Mulberries are incredibly delicious, however, the fruit are easily damaged so you rarely see them available in stores. The trees are drought tolerant and require little fertilizer. They are prolific growers sprouting new trees from cuttings easily. There are many different varieties and colors that grow in most climates including varieties that don’t make fruit. Many communities favored the fruitless varieties because the fruit can stain sidewalks.
Pros of Mulberry Trees
- Fertilizer and water input are unnecessary, but it does respond well to them with flourishing growth and new fruit.
- Eventually will be a large shade tree, Shangri la has very large and beautiful leaves.
- Everbearing versions bear fruit year round, including in winter.

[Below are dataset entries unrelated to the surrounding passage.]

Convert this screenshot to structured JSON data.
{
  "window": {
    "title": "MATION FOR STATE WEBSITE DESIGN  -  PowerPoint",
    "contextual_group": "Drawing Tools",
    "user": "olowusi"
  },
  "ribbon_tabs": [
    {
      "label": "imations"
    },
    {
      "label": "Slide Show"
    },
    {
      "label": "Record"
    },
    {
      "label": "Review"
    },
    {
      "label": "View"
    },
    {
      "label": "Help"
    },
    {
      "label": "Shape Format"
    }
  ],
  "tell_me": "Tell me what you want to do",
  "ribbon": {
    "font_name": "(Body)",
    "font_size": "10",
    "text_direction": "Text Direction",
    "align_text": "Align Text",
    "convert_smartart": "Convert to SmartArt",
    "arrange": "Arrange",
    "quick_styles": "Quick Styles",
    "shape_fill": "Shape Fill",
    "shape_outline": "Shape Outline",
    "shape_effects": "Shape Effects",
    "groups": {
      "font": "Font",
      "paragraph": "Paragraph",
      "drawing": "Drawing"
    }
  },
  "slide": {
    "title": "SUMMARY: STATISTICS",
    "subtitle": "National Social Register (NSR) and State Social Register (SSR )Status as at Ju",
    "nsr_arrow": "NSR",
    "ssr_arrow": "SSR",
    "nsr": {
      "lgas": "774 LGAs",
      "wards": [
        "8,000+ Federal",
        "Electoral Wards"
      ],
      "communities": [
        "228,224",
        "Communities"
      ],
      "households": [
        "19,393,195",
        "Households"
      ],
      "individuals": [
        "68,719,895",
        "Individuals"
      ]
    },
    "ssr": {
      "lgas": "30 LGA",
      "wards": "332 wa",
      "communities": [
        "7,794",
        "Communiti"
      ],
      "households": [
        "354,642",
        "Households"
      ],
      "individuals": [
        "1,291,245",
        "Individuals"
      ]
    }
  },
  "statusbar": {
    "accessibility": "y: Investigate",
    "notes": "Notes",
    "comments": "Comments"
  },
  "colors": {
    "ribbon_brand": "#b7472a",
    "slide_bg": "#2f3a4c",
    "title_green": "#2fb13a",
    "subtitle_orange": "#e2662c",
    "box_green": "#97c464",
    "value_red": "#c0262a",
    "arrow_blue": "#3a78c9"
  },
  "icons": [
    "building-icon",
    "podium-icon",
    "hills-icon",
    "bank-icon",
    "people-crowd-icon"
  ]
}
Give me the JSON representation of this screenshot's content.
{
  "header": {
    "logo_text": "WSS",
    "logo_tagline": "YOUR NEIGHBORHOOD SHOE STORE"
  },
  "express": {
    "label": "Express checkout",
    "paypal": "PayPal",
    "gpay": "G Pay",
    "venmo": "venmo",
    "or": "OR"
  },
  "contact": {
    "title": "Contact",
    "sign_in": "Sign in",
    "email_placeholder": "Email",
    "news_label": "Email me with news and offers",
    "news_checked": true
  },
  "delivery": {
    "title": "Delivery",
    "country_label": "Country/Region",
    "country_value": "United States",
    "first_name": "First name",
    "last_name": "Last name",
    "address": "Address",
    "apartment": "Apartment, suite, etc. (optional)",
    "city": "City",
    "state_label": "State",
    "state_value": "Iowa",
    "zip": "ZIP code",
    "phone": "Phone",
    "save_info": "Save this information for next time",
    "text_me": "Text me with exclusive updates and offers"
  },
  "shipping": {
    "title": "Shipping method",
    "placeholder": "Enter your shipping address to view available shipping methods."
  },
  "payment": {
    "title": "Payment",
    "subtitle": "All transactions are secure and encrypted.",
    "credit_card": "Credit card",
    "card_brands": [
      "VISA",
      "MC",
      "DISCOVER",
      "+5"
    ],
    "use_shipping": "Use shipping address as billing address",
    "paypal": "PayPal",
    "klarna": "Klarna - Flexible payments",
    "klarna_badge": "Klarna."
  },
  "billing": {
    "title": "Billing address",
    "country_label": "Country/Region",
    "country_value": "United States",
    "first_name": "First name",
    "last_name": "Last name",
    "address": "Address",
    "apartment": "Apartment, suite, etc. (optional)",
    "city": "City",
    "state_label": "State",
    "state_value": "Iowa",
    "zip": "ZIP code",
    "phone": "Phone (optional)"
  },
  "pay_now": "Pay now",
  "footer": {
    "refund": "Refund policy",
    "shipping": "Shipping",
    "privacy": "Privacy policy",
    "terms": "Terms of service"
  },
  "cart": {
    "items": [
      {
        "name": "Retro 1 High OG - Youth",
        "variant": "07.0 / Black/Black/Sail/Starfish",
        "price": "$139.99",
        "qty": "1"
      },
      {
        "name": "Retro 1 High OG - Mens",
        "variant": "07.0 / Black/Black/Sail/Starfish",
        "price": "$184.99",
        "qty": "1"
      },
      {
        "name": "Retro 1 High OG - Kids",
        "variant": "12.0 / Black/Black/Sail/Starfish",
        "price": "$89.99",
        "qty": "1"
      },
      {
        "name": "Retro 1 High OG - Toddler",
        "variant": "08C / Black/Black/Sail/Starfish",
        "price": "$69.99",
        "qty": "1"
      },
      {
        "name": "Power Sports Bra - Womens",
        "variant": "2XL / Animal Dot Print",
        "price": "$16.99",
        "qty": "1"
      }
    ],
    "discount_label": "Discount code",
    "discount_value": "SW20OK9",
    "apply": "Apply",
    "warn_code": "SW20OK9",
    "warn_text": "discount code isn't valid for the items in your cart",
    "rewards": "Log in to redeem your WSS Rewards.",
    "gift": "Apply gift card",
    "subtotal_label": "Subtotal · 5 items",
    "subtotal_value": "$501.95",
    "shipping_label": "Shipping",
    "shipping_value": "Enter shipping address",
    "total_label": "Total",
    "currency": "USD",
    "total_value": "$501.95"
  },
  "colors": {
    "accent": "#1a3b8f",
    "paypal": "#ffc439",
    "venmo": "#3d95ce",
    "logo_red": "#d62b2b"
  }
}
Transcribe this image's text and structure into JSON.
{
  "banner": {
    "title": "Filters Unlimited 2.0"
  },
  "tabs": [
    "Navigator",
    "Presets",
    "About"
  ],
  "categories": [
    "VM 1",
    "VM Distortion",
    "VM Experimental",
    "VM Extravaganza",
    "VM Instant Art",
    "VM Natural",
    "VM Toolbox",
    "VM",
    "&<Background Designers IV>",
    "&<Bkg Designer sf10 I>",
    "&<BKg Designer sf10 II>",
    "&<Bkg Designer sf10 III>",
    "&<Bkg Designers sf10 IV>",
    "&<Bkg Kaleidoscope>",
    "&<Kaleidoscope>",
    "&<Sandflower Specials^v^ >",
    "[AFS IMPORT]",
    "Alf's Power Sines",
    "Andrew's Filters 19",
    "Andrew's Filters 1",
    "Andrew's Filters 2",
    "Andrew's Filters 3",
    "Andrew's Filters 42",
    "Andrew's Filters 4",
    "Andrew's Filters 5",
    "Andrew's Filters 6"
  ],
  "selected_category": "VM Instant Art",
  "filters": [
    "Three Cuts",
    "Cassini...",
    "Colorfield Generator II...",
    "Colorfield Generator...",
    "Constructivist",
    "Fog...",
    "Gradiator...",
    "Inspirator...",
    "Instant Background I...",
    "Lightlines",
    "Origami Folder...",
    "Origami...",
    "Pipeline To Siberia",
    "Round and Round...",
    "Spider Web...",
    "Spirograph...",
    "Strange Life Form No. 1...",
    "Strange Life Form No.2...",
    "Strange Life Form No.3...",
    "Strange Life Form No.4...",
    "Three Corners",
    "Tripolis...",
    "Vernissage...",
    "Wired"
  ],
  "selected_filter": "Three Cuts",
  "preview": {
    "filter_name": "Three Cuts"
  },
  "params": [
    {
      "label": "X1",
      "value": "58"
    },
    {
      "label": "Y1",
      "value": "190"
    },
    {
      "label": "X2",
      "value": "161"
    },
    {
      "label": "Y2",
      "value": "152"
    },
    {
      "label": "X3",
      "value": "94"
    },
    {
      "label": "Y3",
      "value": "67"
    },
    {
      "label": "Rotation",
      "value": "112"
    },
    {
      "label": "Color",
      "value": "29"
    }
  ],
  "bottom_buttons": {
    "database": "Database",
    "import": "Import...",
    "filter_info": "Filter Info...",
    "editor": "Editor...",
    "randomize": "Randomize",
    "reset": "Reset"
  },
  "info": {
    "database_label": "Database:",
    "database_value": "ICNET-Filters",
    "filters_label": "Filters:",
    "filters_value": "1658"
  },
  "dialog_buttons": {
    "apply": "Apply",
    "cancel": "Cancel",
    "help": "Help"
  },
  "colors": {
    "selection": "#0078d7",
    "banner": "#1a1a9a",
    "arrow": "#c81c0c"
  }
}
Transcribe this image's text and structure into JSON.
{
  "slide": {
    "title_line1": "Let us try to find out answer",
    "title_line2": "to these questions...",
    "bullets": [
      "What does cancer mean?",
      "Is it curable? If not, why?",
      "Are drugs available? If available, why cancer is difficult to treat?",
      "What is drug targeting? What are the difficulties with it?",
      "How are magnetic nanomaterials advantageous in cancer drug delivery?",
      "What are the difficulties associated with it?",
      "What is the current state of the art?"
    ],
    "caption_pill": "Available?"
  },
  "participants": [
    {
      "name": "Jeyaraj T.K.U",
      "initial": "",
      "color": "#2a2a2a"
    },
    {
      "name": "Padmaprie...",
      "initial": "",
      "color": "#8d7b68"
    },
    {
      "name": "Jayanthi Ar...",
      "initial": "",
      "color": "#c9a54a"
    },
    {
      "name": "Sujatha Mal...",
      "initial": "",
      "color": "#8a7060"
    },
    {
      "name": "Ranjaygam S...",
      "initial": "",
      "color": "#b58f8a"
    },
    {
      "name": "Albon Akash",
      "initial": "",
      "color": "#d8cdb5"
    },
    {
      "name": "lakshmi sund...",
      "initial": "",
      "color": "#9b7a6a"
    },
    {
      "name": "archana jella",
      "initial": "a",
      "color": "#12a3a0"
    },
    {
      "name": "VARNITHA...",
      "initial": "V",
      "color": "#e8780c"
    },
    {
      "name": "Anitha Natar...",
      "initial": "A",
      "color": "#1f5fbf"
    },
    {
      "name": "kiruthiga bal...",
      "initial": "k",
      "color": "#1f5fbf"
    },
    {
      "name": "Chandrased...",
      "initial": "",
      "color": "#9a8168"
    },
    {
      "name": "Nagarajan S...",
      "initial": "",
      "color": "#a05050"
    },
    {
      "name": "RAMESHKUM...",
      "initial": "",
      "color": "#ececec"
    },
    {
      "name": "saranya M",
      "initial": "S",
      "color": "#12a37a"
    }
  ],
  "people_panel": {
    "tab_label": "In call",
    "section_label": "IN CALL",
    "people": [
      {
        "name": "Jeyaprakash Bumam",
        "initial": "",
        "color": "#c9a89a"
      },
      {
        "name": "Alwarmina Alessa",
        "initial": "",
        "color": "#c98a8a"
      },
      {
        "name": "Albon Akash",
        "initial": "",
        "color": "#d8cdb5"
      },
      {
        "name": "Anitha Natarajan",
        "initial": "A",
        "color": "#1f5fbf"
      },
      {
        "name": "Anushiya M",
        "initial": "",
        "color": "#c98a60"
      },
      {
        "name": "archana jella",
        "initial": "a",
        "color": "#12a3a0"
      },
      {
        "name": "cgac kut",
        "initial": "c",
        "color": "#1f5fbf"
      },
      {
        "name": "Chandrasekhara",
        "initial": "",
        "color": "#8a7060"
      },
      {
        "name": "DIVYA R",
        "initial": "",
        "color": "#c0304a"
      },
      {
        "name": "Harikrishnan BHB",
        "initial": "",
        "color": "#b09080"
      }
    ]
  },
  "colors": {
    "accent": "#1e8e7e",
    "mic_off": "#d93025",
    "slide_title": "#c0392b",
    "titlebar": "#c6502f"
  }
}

Mulberry Tree Uses
Most often the fruit is eaten out of hand and is very delicious. Shangri La makes very large fruit from April to early summer. Everbearing types provides a bit of food security by providing a year round food source. Pies, jams, and jellies could be made from excess fruits. I imagine they would freeze well and could go great in smoothies. Essentially anywhere you would use a blackberry.
Mulberry research(there is a lot) has recently stated that mulberries have more antioxidants than blueberries and even cranberries. Why not get those antioxidants for free from your backyard!?
Our original mulberry tree (Shangri La) now has a trunk diameter of about 4 inches after 3 years of growth. It seems to look dead during the winter, loosing all of its leaves, and then come back vigorously, producing its large fruit on the new growth in the spring.
I recently found a Florida Everbearing Mulberry tree and it has been providing 6-7 ripe fruit every day since planting which the kids readily gobble up. I intentionally planted this one right next to their playground so they will always be able to reach a yummy treat and will one day have the shade provided by the tree.
The green berries taste like broccoli, but I have read reports that the unripe fruit is hallucinogenic . . . oops.
Propagation of Mulberry Trees
Cuttings- Successful with Shangri La variety(except for the ones our neighbors rogue horse ate . . .), in progress with everbearing variety.
Seeds – I have ordered some seeds from the internet, but they are not the Everbearing variety so I do not think I am going to try to sprout them.
I would like to propagate another 2-3 of the Everbearing Variety for future shade and fruit production. I will only provide fertilizer and water to the one by the playground. The others will grow a little slower but will provide food security nonetheless.
Cons of Mulberry Trees
- May Stain driveways and sidewalks
- Unripe fruit may be hallucinogenic
- Shangri La is a bit ugly in the winter (no leaves) – could be an advantage if planted near a house and you want the sun to heat your house in the winter, but you want the shade of the tree to keep your house cool in the summer.
This is a go to tree for any food forest or permaculture enthusiast. 5 out ot 5 stars for the lack of care needed and the food security provided by the everbearing variety. Explore other fruit trees for a food forest.